Silicon Valley Congressman Ro Khanna says something has to be done about tech – but not too much
Starting this week, European regulators have been tasked with enforcing a sweeping new privacy law called the General Data Protection Regulation, or GDPR. And the U.S. Representative whose district includes the headquarters of Google and Apple says we need something like that, but not as extreme.
“The answer can’t be, on a scale of one to 10, Europe’s regulations [are] a nine, we’re a zero,” Congressman Ro Khanna, D-Calif., said on the latest episode of Recode Decode, hosted by Kara Swisher. “Why can’t we get to a four or a five?”
Earlier this month, Khanna was asked by House Minority Leader Nancy Pelosi to draft an “internet bill of rights,” which he is hoping to refine and unveil before Congress recesses in August. Khanna said he will lobby tech leaders like Apple CEO Tim Cook, Google CEO Sundar Pichai and Microsoft CEO Satya Nadella to endorse the policy platform, which would include new regulations around privacy, security and the ability to move or delete your data from a platform.
“People are waking up to say, ‘Okay, we need to have some rules in this new world,’” Khanna said of the Facebook-Cambridge Analytica affair that brought Facebook CEO Mark Zuckerberg to testify in Washington. “And then they looked to the Congress and they said, ‘Wow. Those are the folks who are going to be writing those rules?’
“Think about how different the context would be if Facebook had to notify people about the breach,” he added. “It could have changed the consequences of that election.
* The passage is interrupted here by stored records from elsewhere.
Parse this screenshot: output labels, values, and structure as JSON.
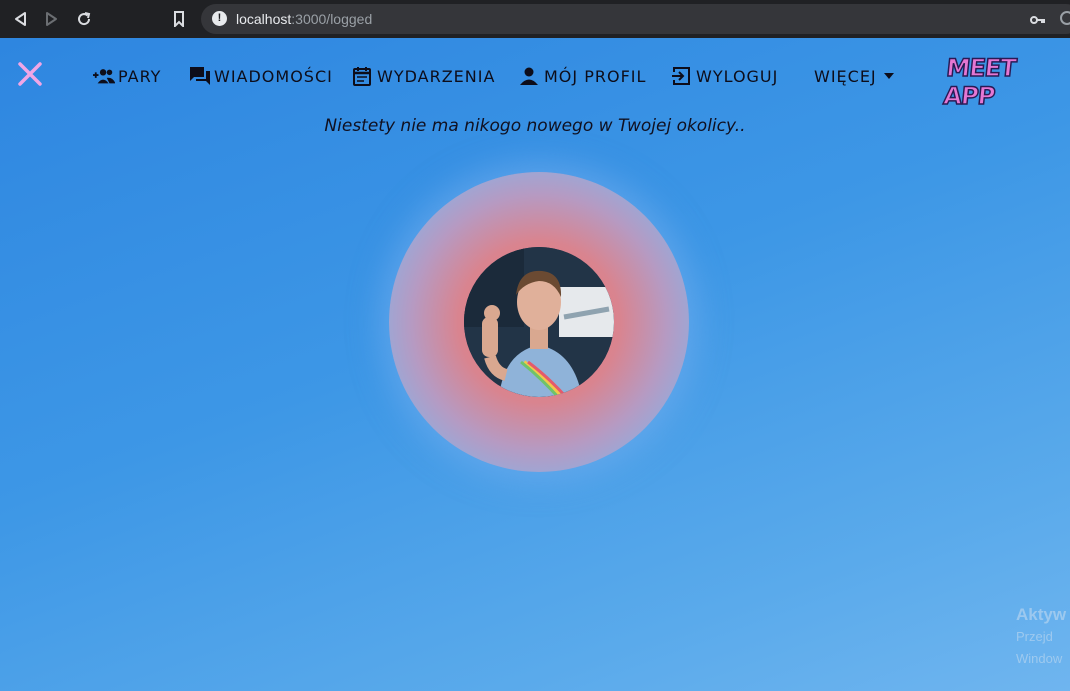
{
  "browser": {
    "url_host": "localhost",
    "url_path": ":3000/logged"
  },
  "nav": {
    "items": [
      {
        "label": "PARY",
        "icon": "add-people-icon"
      },
      {
        "label": "WIADOMOŚCI",
        "icon": "chat-icon"
      },
      {
        "label": "WYDARZENIA",
        "icon": "calendar-icon"
      },
      {
        "label": "MÓJ PROFIL",
        "icon": "person-icon"
      },
      {
        "label": "WYLOGUJ",
        "icon": "logout-icon"
      },
      {
        "label": "WIĘCEJ",
        "icon": "caret-down-icon"
      }
    ],
    "logo": "MEET APP"
  },
  "main": {
    "message": "Niestety nie ma nikogo nowego w Twojej okolicy.."
  },
  "watermark": {
    "line1": "Aktyw",
    "line2": "Przejd",
    "line3": "Window"
  },
  "colors": {
    "close_icon": "#f0a6e6",
    "logo": "#e577d3"
  }
}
New York Times, others would have been writing about the Cambridge Analytica scandal on notification, if they had to notify the FTC.”
On the new podcast, Khanna explained why he’s optimistic that tech leaders will join his side now, even though endorsing the “bill of rights” means putting their name on new regulations for their industry. The pragmatic view is that someone like Pichai or Cook might want to join because the power of tech will continue to effect changes in the economy — so it might behoove them to get out in front of issues like privacy and job losses now, rather than wait for the tide of public opinion to turn.
“In the long run, it’s a good thing,” he said. “But its biggest problem is exclusivity. There are communities — the African-American community, rural America, Middle America, women — that have been excluded from this extraordinary potential.”
The lesson these companies should take away from the recent wave of techlash, Khanna expained, is to overcorrect: Take action proactively on the issues that won’t threaten your business, lest you wind up in the crossfire later.
“Is it going to be an existential threat to have stronger privacy regulations? No,” he said. “Is it going to be an existential threat to allow other platforms to emerge and have some competition? No. Is it going to be an existential threat to think about job creation and what you could do, and the fact that John Lewis is saying ‘technology rights are the new civil rights,’ and you have whole communities that don’t have equity in the new economy? Is that gonna kill you, to do things there? No!”